Have you ever misunderstood a message? What happened next?
Describe a time when you had to say “no” to someone more senior than you.
Example: “I had the unfortunate job of making 40% of my team redundant during the last recession. I have never felt so low in my career, but I had to help them to feel that they were equipped to move on to new and exciting opportunities. Most of them did exactly that.”
You can lead in all directions – upwards, sideways, and downwards (if you choose to). How have you stepped out there and led by example? What sort of a leader are you?
Tell me about a time when you convinced other people to follow you.
When did you see an issue from another perspective and change your mind?
Describe a time when you filled in for your boss and learned something from it.
Example: “I was made a temporary manager of my team for a year during my bosses’ maternity leave. It was a challenge stepping up to be a leader to previous colleagues, but definitely something that contributed to a permanent promotion three years later.”
Conflict is common when differing priorities meet head on. Many workplaces view healthy conflict as the melting pot of progress, so dealing with it professionally is critical.
Tell me about a time when you had to pacify a dissatisfied customer.
How did you deal with a lasting disagreement with a colleague?
Tell me about a time when you felt like you had to stand up for your beliefs.
Example: “I was working as a department manager in the store one weekend when a customer started shouting at one of our customer service staff. I invited them to a quiet area of the store and worked through their concerns to find a resolution.”

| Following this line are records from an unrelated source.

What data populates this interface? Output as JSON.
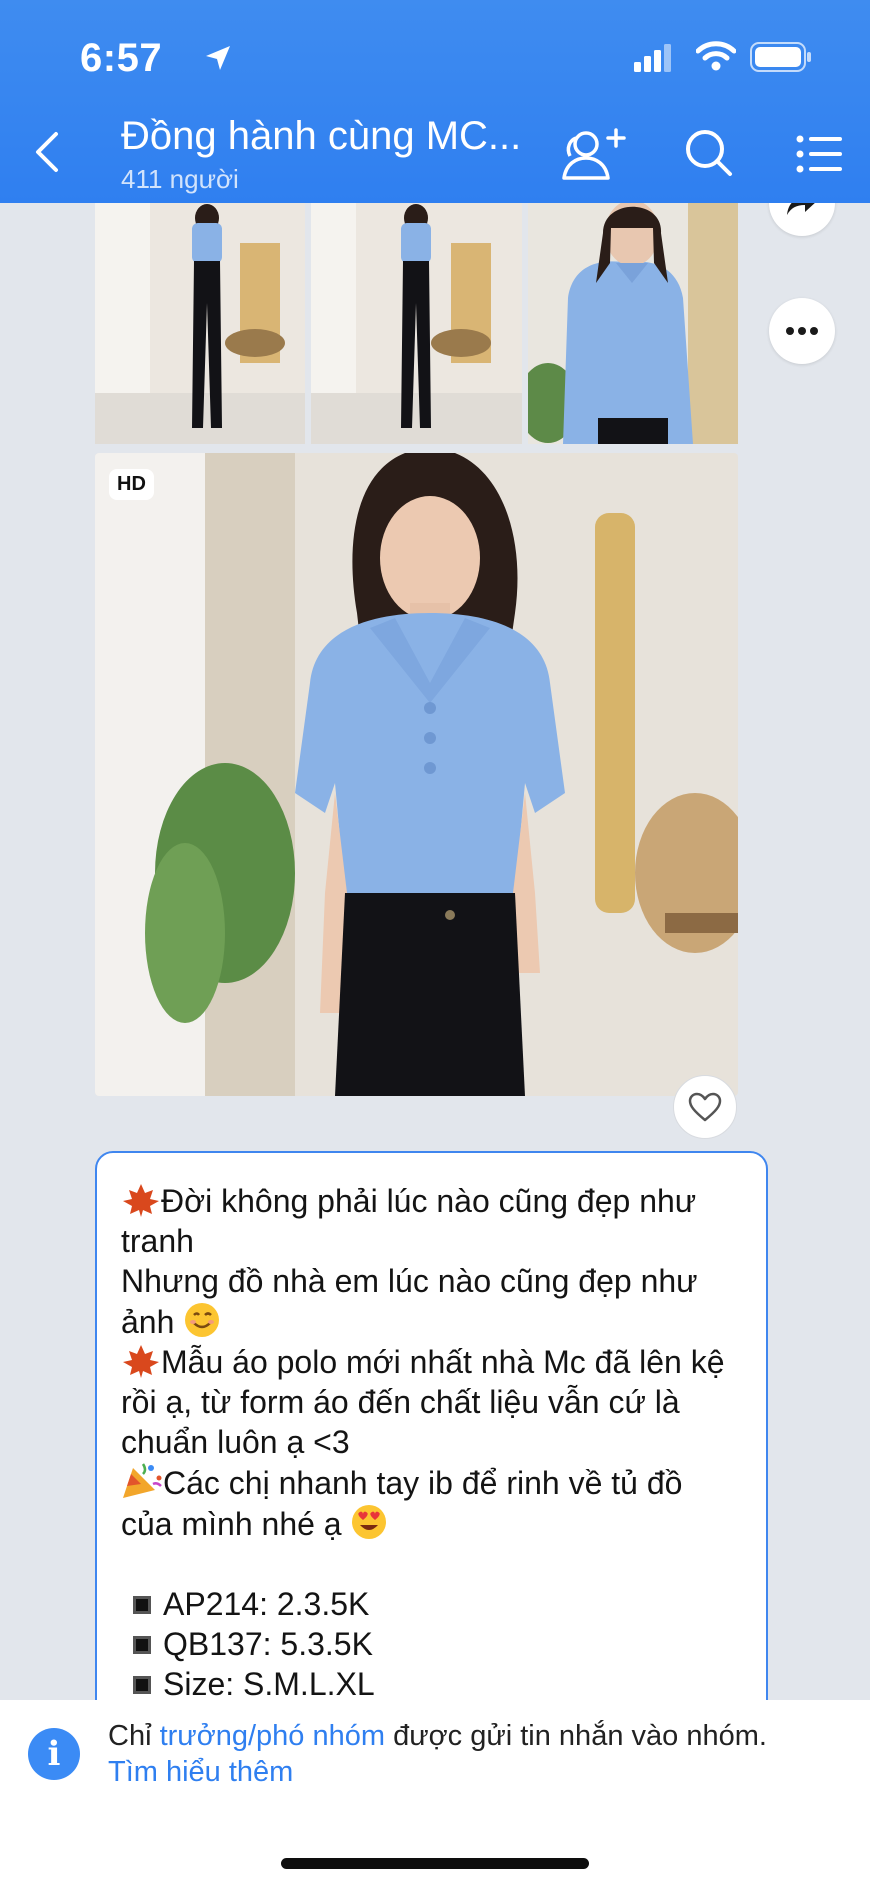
{
  "status": {
    "time": "6:57"
  },
  "header": {
    "title": "Đồng hành cùng MC...",
    "member_count": "411 người"
  },
  "icons": {
    "back": "chevron-left-icon",
    "add_member": "add-user-icon",
    "search": "search-icon",
    "menu": "list-menu-icon",
    "share": "share-forward-icon",
    "more": "more-dots-icon",
    "heart": "heart-icon"
  },
  "media": {
    "hd_badge": "HD"
  },
  "message": {
    "lines": [
      "Đời không phải lúc nào cũng đẹp như tranh",
      "Nhưng đồ nhà em lúc nào cũng đẹp như ảnh",
      "Mẫu áo polo mới nhất nhà Mc đã lên kệ rồi ạ, từ form áo đến chất liệu vẫn cứ là chuẩn luôn ạ <3",
      "Các chị nhanh tay ib để rinh về tủ đồ của mình nhé ạ"
    ],
    "items": [
      "AP214: 2.3.5K",
      "QB137: 5.3.5K",
      "Size: S.M.L.XL"
    ]
  },
  "footer": {
    "prefix": "Chỉ ",
    "role_link": "trưởng/phó nhóm",
    "suffix": " được gửi tin nhắn vào nhóm.",
    "learn_more": "Tìm hiểu thêm"
  },
  "colors": {
    "header_blue": "#3b88f0",
    "link_blue": "#2f7ff0",
    "shirt_blue": "#8ab2e6"
  }
}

Preparing for behavioral interview questions is not so tough. Think about the demands of the future role and delve into the mists of time for some suitable examples. It is important how you frame your stories as you will need to quantify your achievements and add context where possible. In conclusion, follow these behavioral interview question golden rules:
Understand what the hiring manager wants to hear before you answer

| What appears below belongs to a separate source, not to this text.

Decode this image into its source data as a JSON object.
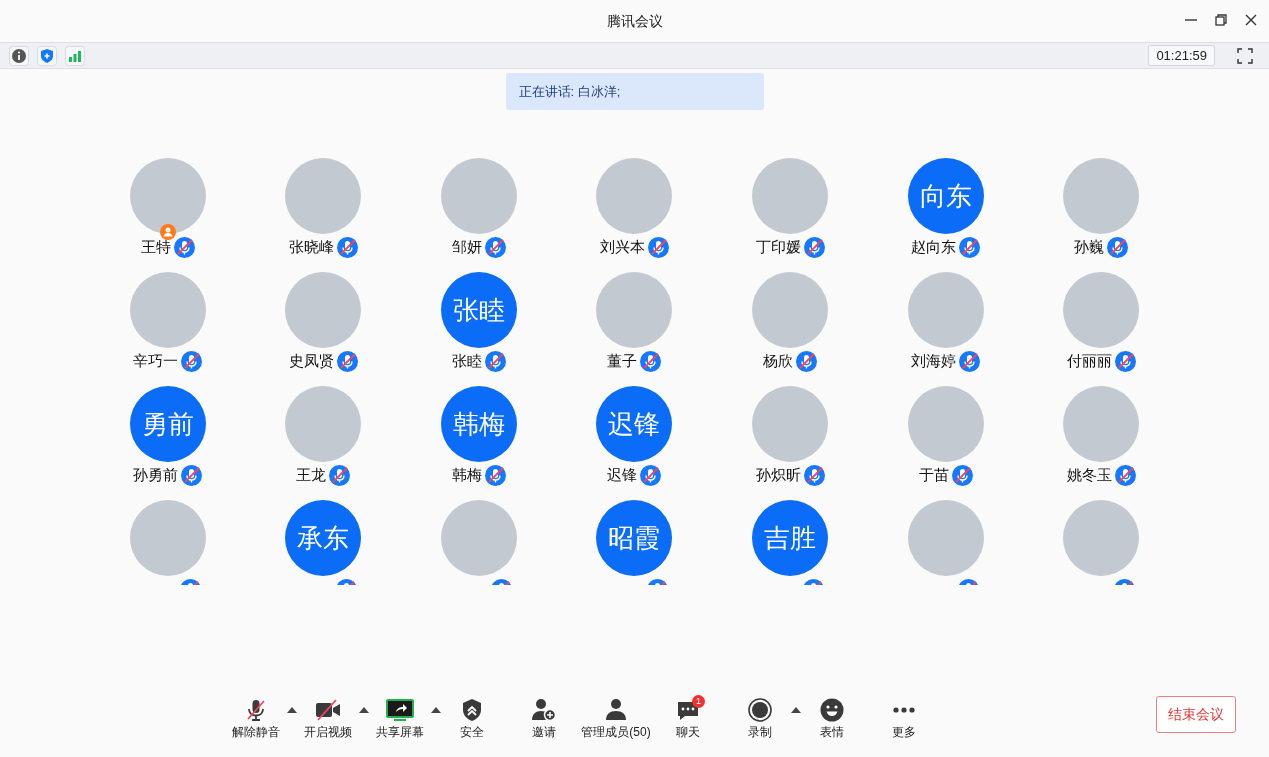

Tell the stories that will make you seem like one of the team
Use the STAR method to tell the most succinct and compelling story
Remember the difference between a situational and behavioral question
Which behaviors are you most proud of during your career thus far?
With a decade’s experience of writing about job search and recruitment topics, Paul understands the power of words to influence mindsets and alter destinies. His previous recruitment career taught him that the seeds of a successful job search are sown long before you come to writing your resume. Dad of two great teenage kids and husband to a long-suffering writing widow.